At worst, this could represent a violation, by Legacy, of basic ethical standards of conduct expected to underlie the behavior of a public health organization. If it is true, as it appears based on its behavior, that Legacy's intent was to fund a group to have the appearance of an independent entity composed of a group of "citizens" so concerned about the importance of funding the truth® campaign without explicitly disclosing the true financial underpinnings of the organization, then this desperate attempt by Legacy to save its funding in light of dwindling resources from the tobacco companies represents a serious breach of ethical conduct.
For years, tobacco control advocates have complained about the tobacco industry's use of front groups -- local organizations that are funded primarily by the industry but which represent themselves as independent coalitions of concerned citizens -- to advance tobacco industry policy interests (examples: 1 2 3 4 5). If the funding source for these front groups was disclosed, the groups would lose credibility and effectiveness as the conflict of interest in their opinions would be readily apparent.
Simply because we in public health are working toward a noble goal does not absolve us of the responsibility of acting ethically and with integrity.
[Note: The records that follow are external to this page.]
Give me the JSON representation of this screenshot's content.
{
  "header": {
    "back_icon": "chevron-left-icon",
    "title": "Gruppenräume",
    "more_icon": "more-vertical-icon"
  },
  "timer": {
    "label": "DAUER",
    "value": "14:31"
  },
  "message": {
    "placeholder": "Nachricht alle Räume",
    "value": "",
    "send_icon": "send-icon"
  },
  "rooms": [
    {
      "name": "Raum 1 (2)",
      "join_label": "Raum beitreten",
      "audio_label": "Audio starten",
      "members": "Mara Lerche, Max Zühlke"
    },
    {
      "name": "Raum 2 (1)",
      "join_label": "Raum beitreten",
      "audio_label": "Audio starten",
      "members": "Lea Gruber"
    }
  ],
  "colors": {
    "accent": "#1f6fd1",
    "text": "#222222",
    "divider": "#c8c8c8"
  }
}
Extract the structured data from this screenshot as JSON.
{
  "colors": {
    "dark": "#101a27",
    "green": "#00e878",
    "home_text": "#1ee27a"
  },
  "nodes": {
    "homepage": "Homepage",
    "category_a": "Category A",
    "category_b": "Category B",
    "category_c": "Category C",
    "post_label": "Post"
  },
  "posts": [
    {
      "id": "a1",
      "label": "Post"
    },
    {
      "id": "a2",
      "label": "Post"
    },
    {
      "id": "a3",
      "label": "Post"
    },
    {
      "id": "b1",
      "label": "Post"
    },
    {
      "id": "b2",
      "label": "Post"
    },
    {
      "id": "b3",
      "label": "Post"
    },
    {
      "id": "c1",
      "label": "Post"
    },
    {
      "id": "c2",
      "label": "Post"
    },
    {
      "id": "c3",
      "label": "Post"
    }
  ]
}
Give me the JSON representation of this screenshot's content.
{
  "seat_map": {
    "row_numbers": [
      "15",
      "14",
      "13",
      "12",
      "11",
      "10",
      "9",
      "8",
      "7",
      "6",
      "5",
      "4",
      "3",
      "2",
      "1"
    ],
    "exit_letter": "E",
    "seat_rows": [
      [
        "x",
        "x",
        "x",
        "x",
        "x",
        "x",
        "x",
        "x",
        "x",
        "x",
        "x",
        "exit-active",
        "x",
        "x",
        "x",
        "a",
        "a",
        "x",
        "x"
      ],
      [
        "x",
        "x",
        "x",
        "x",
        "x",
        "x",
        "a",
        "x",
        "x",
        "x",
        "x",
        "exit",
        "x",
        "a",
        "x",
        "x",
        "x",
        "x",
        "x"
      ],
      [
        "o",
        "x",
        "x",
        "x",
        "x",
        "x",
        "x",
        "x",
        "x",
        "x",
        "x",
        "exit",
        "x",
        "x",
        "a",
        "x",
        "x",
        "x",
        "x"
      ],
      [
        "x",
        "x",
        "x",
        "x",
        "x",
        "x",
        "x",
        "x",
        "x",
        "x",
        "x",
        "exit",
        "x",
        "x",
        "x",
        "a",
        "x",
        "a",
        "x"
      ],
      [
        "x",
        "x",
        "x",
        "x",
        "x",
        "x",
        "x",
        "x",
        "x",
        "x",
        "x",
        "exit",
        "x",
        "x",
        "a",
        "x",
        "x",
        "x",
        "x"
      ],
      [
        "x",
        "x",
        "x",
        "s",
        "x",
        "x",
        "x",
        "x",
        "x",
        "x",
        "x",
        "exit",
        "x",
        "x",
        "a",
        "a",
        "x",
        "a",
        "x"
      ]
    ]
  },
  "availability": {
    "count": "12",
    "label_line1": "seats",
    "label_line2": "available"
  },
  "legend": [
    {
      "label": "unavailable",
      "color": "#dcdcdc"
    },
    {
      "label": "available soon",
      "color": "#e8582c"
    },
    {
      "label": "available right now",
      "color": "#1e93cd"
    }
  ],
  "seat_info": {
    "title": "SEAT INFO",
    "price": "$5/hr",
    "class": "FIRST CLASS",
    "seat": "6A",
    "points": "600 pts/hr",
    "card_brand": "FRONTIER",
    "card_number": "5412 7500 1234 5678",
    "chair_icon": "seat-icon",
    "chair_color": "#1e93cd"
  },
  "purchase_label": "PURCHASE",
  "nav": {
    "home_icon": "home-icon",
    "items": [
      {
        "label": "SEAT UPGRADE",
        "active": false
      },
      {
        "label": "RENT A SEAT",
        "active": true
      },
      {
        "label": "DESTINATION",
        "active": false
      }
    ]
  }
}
Using the same deceptive tactics that we criticize the tobacco industry for using is both hypocritical and wrong.
The simple funding of an organization to support one's own goals is not necessarily problematic. What is problematic is the deceptive intent. And that deceptive intent is suggested when the funded group fails to disclose the source of its funding. Failing to be forthright about its primary source of funding in press releases that will lead to news stories read by millions and in a federal court case in which the pursuit of justice is paramount appears to suggest deceptive intent. Adding to this impression is the failure to fully disclose its financial relationship with the American Legacy Foundation in the Commission's fact sheet, mission statement, a similar previous press release, and the press release announcing its formation, as well as on its current internet home page.
The rest of the story reveals deception on a grand scale by the very organization that seeks to convince a federal judge that it should be the organization chosen to run a national anti-smoking campaign under the name of the "truth."